Canadian music lovers face paying a levy to own an MP3 player in a move designed to "acknowledge the right of creators and artists to live from their work, like every other hard-working individual".

The Copyright Board of Canada (CPCC) has ruled that players equipped with a memory capacity of up to 1GB will be charged a levy of $2 per device. A recorder with a memory capacity up to 10GB will be levied at $15, and recorders with more than 10GB memory will carry a $25 levy.

The levies will be distributed to eligible authors, performers and producers of recorded musical works copied by individuals for personal use in Canada.

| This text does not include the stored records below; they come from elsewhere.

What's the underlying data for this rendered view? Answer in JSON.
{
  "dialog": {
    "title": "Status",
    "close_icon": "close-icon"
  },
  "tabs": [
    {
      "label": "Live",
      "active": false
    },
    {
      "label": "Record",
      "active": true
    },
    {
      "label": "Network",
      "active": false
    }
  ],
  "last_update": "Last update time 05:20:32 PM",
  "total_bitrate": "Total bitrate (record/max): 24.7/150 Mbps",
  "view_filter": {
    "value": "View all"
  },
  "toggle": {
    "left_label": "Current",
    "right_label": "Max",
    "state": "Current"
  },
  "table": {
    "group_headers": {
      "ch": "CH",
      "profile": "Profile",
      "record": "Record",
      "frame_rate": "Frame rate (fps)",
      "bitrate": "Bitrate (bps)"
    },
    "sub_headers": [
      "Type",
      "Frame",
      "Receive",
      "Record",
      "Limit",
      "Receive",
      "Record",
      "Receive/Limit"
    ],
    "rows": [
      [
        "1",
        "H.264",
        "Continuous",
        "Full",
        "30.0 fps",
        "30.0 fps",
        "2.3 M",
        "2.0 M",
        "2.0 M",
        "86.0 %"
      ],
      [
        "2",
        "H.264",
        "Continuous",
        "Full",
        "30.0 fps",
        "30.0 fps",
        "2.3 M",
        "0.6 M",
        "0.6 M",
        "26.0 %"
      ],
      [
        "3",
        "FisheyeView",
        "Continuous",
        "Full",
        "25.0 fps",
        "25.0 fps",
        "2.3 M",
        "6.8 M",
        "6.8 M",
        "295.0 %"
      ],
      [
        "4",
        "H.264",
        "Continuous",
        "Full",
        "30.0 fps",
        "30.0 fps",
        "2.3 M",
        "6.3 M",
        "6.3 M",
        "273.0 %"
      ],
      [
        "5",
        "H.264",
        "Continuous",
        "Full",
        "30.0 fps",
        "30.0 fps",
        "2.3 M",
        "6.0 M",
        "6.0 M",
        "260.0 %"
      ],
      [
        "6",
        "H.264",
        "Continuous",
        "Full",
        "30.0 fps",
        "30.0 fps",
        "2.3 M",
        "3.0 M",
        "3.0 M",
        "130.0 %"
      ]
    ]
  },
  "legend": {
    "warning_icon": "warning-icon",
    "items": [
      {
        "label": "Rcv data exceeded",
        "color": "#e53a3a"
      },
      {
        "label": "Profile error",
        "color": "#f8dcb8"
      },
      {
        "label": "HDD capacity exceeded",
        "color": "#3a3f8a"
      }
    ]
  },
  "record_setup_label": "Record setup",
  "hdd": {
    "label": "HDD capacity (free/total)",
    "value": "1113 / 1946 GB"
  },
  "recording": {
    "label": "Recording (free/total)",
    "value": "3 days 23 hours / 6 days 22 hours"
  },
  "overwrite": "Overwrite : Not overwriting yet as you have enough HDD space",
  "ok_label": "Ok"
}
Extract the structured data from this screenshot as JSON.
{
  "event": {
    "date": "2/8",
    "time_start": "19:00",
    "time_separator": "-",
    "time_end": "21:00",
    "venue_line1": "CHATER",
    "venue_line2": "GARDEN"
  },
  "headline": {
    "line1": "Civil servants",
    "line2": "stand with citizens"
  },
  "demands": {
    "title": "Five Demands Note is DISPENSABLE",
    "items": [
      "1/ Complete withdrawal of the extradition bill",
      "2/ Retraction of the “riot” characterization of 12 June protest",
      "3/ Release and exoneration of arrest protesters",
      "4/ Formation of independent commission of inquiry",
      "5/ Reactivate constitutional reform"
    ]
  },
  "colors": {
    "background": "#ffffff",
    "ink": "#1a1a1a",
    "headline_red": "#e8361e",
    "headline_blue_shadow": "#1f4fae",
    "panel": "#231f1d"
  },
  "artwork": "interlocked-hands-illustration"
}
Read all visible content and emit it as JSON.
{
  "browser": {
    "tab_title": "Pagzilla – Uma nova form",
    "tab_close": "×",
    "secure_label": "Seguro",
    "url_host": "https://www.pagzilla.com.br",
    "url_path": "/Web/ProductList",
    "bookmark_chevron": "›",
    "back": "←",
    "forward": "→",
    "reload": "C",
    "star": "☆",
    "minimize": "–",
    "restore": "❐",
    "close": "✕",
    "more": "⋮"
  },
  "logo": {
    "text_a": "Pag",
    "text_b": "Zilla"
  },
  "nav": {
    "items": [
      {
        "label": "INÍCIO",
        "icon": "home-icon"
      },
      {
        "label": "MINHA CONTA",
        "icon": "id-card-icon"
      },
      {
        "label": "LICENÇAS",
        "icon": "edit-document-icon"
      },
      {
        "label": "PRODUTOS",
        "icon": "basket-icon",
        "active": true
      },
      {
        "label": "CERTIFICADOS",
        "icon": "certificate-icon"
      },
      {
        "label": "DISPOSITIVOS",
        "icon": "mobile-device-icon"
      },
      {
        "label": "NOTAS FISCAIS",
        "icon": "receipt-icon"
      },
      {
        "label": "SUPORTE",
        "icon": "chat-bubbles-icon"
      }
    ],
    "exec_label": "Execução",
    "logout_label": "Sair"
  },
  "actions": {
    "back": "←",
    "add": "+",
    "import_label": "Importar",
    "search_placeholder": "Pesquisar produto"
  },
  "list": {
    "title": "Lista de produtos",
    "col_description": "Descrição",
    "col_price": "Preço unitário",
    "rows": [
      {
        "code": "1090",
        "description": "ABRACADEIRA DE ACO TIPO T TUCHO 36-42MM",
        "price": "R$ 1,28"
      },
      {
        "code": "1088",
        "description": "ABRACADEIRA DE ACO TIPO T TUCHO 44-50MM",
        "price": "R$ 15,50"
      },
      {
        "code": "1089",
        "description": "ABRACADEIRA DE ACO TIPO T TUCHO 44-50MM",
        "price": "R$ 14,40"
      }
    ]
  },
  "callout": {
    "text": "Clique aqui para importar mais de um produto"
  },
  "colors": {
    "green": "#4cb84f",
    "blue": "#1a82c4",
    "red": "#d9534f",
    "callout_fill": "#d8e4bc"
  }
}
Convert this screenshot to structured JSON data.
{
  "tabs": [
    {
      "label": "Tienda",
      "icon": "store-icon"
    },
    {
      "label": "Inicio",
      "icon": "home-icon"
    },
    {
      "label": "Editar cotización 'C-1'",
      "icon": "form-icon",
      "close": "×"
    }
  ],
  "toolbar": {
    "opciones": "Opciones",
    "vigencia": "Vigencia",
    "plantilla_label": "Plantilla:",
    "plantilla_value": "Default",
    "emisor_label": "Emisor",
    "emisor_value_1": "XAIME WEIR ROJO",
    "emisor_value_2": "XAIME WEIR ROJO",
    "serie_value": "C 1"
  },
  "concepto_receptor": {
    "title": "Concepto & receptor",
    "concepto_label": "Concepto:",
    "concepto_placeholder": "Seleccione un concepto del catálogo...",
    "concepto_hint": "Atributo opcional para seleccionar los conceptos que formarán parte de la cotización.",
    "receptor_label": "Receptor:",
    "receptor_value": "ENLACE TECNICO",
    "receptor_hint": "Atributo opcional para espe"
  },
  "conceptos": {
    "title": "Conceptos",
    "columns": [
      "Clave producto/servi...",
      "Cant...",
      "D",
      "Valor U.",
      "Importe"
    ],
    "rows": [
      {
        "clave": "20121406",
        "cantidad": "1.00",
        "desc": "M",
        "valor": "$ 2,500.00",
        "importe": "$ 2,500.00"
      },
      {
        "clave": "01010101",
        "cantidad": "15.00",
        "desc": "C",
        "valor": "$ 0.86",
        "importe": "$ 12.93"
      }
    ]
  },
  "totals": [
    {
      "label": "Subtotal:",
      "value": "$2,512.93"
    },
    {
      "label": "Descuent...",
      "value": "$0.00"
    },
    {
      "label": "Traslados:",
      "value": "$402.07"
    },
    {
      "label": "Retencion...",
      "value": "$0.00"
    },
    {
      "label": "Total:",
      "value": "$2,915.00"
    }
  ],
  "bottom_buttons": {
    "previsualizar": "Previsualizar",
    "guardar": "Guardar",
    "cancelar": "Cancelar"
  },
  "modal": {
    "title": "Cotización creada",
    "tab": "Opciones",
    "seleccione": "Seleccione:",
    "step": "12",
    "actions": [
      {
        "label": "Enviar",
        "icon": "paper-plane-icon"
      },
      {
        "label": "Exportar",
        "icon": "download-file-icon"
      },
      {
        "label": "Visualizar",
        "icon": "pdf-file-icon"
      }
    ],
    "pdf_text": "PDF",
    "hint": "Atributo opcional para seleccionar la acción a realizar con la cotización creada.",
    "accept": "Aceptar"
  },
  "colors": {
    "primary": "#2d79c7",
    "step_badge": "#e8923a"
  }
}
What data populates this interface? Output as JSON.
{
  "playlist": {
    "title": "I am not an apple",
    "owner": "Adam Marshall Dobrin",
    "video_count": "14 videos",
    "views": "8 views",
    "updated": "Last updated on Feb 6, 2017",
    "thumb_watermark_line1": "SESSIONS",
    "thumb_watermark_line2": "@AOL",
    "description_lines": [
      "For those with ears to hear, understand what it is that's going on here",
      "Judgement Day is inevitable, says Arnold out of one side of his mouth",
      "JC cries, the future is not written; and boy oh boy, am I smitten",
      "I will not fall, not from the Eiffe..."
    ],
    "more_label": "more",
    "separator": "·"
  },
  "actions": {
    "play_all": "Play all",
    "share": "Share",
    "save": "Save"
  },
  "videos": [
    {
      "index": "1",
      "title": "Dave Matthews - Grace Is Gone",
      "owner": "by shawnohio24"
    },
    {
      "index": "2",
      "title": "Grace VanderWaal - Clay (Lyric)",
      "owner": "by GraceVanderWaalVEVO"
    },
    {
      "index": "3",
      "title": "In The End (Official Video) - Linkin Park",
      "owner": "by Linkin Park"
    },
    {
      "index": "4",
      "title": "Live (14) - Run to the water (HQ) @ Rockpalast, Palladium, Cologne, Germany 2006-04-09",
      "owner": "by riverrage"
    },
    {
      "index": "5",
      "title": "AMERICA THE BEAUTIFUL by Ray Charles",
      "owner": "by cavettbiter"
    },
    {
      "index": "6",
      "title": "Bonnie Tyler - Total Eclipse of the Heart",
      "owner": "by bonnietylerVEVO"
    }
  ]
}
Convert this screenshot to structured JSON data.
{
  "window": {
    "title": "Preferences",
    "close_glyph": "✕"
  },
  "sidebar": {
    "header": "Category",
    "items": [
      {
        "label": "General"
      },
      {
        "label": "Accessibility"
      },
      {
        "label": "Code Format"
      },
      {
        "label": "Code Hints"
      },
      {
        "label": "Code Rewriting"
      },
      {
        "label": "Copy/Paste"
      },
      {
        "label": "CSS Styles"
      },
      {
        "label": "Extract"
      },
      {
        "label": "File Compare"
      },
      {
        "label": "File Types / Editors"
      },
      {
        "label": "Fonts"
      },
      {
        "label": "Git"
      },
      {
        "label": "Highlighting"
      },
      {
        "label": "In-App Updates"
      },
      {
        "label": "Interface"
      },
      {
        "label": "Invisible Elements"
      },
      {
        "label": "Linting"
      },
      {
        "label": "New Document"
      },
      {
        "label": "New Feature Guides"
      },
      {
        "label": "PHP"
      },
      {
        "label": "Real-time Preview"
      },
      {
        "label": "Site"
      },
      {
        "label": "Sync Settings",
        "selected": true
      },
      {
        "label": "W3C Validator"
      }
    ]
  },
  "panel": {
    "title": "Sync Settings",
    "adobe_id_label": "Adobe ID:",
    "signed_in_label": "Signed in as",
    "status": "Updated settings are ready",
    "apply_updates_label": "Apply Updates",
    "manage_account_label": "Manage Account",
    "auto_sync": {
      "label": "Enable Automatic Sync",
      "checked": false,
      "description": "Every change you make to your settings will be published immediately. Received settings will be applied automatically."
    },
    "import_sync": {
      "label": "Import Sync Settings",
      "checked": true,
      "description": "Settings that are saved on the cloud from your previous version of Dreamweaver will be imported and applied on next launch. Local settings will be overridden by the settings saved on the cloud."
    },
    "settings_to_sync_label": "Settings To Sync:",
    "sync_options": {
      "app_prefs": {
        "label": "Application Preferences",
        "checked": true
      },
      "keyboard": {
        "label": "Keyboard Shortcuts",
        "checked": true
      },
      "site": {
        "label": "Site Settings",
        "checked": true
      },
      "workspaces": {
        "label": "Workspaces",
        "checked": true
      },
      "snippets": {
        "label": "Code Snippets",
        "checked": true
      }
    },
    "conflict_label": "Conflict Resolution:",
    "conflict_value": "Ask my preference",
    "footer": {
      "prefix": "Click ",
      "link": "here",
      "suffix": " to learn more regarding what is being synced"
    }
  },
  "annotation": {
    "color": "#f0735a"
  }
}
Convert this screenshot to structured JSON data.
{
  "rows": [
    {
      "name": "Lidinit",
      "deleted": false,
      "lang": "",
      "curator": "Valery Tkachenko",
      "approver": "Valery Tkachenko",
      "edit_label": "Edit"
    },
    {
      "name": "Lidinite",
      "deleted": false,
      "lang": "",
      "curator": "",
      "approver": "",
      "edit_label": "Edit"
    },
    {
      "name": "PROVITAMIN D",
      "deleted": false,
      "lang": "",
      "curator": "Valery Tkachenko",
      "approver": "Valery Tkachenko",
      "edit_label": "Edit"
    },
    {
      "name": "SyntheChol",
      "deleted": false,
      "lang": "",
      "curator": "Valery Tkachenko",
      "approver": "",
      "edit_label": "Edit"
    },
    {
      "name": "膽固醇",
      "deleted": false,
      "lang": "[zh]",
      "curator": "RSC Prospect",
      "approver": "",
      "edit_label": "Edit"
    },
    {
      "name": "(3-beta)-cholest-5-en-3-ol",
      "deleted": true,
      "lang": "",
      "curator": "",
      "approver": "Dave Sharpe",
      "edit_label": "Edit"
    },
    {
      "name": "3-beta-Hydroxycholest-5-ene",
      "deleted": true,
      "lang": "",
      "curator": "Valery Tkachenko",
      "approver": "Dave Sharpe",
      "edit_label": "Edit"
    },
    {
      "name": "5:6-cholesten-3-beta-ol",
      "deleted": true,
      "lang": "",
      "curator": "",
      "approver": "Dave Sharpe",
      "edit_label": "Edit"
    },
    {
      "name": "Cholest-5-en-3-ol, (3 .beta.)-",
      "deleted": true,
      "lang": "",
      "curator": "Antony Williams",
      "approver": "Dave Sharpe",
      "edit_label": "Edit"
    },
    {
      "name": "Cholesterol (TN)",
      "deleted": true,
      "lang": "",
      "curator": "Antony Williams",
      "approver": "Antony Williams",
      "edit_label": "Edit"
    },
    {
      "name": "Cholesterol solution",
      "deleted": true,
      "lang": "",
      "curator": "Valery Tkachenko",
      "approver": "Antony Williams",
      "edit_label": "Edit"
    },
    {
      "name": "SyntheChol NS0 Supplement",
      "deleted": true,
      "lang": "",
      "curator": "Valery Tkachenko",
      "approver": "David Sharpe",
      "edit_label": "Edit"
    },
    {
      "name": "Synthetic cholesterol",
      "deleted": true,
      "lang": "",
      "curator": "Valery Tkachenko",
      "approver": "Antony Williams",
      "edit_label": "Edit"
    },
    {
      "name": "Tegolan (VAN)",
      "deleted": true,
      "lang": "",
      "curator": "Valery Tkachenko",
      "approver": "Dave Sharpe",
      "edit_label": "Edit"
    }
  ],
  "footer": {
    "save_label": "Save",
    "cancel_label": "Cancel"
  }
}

According to the Globe and Mail: "Under the music industry's original proposal, an MP3 player with a 20GB hard drive would have been subject to a levy that would have boosted the price by about $125. Manufacturers filed objections to the Copyright Board over that plan, arguing that the levies would price their products out of the market."

According to research by the CPCC, Canadians downloaded 1.1 billion tracks of recorded music between July 2001 and June 2002, of which three per cent was authorized.